Tinnitus is defined as hearing a Navajo Hearing System
noise when no sound is present. While it often manifests and is frequently described as a "ringing in the ears," it can also be perceived as a click or a hiss. It's a common symptom experienced by 1 in 5 people in the United States. It is important to note that it is not a condition itself, but a symptom that can be caused by a number of underlying conditions. By far, the most common cause is noise-induced hearing loss. Prolonged and/or persistent exposure to loud noises damages the cochlea. The cochlea is a spiral-shaped cavity in the inner ear that is lined with nerve-ends to respond to vibrations.
Over time, the cochlea http://quantumvisionsystemreview.org/navajo-hearing-system-guide-review/

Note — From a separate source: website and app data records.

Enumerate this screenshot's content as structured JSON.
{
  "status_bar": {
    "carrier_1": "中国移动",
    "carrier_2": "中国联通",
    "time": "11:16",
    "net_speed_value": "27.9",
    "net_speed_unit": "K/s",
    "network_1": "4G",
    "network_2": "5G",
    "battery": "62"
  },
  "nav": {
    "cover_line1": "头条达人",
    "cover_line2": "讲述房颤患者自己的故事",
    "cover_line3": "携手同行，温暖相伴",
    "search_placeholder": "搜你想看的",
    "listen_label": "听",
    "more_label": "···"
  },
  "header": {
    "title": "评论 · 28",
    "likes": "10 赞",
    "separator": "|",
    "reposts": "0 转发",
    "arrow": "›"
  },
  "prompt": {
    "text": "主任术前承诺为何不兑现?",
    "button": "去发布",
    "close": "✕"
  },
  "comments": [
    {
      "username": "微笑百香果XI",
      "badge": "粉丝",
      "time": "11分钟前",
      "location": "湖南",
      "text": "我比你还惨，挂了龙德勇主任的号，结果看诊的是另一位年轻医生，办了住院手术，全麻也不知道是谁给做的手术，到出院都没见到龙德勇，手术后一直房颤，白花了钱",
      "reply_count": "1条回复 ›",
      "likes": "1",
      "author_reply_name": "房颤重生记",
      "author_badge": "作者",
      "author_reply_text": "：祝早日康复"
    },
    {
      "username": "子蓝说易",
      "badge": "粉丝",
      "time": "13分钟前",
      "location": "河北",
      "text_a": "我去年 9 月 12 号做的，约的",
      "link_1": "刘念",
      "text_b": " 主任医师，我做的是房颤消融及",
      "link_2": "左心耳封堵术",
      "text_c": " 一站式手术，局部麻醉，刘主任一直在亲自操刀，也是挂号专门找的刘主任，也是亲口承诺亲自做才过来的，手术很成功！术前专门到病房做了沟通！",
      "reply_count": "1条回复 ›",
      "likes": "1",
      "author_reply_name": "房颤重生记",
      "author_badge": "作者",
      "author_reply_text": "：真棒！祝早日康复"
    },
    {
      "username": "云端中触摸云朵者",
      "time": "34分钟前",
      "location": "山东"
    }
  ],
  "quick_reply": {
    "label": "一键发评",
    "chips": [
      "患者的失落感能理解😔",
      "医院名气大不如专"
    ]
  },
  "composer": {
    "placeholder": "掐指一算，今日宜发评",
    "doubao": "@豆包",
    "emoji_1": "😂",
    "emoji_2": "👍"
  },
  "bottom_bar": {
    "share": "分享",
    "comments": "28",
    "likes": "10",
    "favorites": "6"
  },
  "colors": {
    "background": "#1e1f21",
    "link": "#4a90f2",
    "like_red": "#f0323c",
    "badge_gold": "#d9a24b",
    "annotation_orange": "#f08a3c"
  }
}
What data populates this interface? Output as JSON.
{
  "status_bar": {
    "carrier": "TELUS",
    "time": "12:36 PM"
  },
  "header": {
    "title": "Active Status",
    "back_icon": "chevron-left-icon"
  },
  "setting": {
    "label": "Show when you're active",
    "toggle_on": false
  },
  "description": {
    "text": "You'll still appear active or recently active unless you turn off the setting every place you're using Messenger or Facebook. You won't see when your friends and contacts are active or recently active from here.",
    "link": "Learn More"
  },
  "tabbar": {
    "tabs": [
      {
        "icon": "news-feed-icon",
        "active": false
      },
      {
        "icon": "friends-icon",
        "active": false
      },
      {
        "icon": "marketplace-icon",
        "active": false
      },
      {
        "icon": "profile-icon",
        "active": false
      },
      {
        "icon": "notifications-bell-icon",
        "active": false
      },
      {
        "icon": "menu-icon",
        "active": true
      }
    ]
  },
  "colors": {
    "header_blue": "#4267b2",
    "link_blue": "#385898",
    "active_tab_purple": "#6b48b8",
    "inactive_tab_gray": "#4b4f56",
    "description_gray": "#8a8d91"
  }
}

becomes harmed in such a way that it reacts to non-existent external vibration stimuli. People who frequent loud concerts or work in music venues, or people who work with heavy machinery like carpenters and road workers, are commonly afflicted. The best way to prevent damage is to wear earplugs or earmuffs. In other cases, the ringing sensation is caused by the natural loss of hearing due to aging, Meniere's disease, head injuries, or even something as simple as wax build-up putting pressure on the inner ear. In rare instances, the ringing sensation can be caused by high blood pressure, which leads to what's known as pulsatile tinnitus. In that case, the ringing manifests not as a constant hum but beats in time with an individual pulse.